A Pink Floyd Exhibition, titled “Their Mortal Remains”, opened the doors for visitors on 19 January at the Museum of Contemporary Art of Rome, known as MACRO. The move to the Italian capital is the exhibition's first international event on the global landscape following the earlier highly-successful debut at London's Victoria and Albert Museum. The exhibition continues the first collaboration in decades of Pink Floyd's remaining members and is produced and promoted globally by Concert Productions International B.V. in association with MondoMostre and Live Nation. The Rome exhibit will runs to 1 July.
Funnycross with Christo Guelov
Christo Guelov is living out his dreams. He has always had the feeling that the brush and the paints will be his instruments of changing the world. “I remember that when I was young, perhaps at the age of 10, I won a competition for asphalt drawings. I had drawn a monastery with a piece of chalk.
Small artistic revolution
Penka Momchilova, BTA
The production with which Bulgarian director Galin Stoev took over the position of director of Theatre National de Toulouse has been described by the French media and critics as a small artistic revolution. The Delhi Dance tour of the National Theatre cast became an undeniable triumph with the very first shows before the French audience.
Bulgaria's wonders on UNESCO list
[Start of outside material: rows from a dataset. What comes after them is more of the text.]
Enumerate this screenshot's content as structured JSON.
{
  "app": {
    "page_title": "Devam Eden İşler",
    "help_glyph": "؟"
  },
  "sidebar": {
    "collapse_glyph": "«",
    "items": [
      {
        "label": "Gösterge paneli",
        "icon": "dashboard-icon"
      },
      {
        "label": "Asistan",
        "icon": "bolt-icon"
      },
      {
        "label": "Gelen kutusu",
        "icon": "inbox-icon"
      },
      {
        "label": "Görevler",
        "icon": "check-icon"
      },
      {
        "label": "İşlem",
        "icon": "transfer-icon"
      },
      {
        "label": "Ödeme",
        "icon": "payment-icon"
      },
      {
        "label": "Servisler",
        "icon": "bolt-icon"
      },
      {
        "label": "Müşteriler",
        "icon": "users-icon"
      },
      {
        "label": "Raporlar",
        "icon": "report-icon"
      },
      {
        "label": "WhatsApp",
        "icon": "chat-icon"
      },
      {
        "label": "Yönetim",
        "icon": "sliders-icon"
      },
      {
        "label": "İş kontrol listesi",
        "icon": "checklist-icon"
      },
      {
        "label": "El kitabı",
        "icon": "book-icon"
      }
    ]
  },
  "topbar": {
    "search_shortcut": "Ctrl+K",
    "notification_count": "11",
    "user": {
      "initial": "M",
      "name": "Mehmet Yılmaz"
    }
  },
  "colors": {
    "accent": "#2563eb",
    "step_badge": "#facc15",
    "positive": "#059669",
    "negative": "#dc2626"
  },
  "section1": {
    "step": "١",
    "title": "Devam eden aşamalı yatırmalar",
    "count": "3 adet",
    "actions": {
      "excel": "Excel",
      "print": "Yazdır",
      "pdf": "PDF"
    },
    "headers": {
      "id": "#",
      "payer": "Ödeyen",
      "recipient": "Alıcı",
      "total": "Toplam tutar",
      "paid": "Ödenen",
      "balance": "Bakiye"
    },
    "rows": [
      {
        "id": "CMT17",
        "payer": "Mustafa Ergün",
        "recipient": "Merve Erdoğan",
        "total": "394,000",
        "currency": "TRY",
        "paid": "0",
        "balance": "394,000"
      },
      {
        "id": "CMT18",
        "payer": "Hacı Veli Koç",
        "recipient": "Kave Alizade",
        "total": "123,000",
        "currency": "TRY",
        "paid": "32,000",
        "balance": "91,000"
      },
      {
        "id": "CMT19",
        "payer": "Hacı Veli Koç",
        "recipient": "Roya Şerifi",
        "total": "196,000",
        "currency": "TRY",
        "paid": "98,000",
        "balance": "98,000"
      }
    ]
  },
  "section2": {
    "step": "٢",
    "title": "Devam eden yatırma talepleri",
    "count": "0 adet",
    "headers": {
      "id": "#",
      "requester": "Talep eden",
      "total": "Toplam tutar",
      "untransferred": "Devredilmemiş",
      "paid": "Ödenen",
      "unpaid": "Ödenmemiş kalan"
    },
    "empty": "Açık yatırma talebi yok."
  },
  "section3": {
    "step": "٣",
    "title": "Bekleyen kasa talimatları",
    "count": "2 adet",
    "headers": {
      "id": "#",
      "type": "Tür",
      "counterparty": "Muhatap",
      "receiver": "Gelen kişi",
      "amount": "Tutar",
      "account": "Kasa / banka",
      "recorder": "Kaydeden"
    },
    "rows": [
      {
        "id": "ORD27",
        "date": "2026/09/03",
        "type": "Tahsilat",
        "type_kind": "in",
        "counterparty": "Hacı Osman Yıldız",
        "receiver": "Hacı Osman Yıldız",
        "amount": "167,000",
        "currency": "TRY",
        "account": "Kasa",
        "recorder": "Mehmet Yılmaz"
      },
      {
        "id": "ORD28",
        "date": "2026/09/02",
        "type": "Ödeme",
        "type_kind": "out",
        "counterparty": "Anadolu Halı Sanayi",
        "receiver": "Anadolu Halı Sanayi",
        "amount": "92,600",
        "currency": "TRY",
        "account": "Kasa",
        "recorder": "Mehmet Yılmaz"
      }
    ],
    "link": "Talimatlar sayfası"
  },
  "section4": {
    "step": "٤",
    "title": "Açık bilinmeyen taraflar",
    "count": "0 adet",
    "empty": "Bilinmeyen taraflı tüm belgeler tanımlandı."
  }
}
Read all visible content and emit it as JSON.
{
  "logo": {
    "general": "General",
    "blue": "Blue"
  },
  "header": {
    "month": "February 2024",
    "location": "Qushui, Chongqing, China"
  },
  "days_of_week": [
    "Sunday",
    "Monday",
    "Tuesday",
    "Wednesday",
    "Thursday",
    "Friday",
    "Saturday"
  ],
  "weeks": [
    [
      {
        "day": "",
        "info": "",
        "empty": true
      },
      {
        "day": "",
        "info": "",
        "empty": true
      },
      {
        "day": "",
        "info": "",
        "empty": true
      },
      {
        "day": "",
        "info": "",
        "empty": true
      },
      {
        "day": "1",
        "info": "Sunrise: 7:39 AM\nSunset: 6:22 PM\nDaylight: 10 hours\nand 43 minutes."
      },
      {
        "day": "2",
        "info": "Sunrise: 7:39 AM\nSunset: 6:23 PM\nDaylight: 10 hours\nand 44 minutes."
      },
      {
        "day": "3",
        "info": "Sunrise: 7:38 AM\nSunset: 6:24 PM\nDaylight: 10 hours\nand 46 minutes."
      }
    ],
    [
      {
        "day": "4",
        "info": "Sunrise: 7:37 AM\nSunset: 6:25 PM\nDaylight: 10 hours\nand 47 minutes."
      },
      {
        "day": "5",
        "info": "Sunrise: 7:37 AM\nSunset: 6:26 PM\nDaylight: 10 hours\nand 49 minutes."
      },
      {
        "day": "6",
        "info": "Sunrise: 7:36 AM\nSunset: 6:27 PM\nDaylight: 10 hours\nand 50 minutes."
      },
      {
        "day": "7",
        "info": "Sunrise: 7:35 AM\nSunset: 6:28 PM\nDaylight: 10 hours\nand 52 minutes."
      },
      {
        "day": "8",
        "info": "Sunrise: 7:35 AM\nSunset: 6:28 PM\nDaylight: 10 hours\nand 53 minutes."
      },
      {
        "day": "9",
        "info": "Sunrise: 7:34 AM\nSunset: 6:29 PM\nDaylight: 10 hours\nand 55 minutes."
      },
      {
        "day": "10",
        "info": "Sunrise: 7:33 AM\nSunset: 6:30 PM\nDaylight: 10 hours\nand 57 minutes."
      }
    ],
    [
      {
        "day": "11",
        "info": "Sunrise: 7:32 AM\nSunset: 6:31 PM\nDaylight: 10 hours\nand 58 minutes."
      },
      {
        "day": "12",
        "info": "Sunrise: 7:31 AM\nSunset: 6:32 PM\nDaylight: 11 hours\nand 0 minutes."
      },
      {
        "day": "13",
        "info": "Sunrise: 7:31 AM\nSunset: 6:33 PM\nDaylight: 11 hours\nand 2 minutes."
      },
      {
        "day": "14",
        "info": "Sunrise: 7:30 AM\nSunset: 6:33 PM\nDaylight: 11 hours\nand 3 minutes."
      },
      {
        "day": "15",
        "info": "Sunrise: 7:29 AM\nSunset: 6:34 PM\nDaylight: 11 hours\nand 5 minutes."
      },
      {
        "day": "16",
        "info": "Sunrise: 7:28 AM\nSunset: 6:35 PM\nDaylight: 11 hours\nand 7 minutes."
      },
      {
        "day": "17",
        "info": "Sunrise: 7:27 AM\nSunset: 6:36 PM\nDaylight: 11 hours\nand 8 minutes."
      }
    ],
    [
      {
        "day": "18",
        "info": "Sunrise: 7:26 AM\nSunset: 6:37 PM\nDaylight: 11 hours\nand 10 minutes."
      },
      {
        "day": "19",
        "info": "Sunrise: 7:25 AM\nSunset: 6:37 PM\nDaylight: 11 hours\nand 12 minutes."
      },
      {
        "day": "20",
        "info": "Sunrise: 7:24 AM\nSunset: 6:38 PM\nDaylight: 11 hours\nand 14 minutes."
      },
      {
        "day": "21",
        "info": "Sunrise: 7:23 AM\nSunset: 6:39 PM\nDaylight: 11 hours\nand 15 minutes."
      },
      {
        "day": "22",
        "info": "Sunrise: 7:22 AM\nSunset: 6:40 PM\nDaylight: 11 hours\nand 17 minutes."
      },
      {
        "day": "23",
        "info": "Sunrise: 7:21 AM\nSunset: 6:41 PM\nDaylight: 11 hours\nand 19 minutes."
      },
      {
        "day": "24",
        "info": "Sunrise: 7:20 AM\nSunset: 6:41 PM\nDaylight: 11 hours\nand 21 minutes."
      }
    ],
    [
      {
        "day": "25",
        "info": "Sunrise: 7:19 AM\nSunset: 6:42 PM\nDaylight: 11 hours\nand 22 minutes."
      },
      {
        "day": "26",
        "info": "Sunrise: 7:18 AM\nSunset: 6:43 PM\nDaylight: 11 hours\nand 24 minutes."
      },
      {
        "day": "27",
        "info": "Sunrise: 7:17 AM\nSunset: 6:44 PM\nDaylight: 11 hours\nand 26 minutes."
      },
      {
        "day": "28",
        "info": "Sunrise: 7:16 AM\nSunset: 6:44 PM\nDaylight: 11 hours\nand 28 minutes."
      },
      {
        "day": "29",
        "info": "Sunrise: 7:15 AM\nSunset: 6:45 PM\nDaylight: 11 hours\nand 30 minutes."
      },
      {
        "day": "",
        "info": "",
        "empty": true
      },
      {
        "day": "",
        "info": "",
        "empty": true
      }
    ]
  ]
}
Despite its small size Bulgaria is well represented in the UNESCO World Heritage List with a total of 17 items. The collection includes 10 tangible sites, of which seven cultural and three natural, as well as seven practices on the Intangible Cultural Heritage List. The first Bulgarian sites were inscribed into the list back in 1979 and the latest one - in 2017.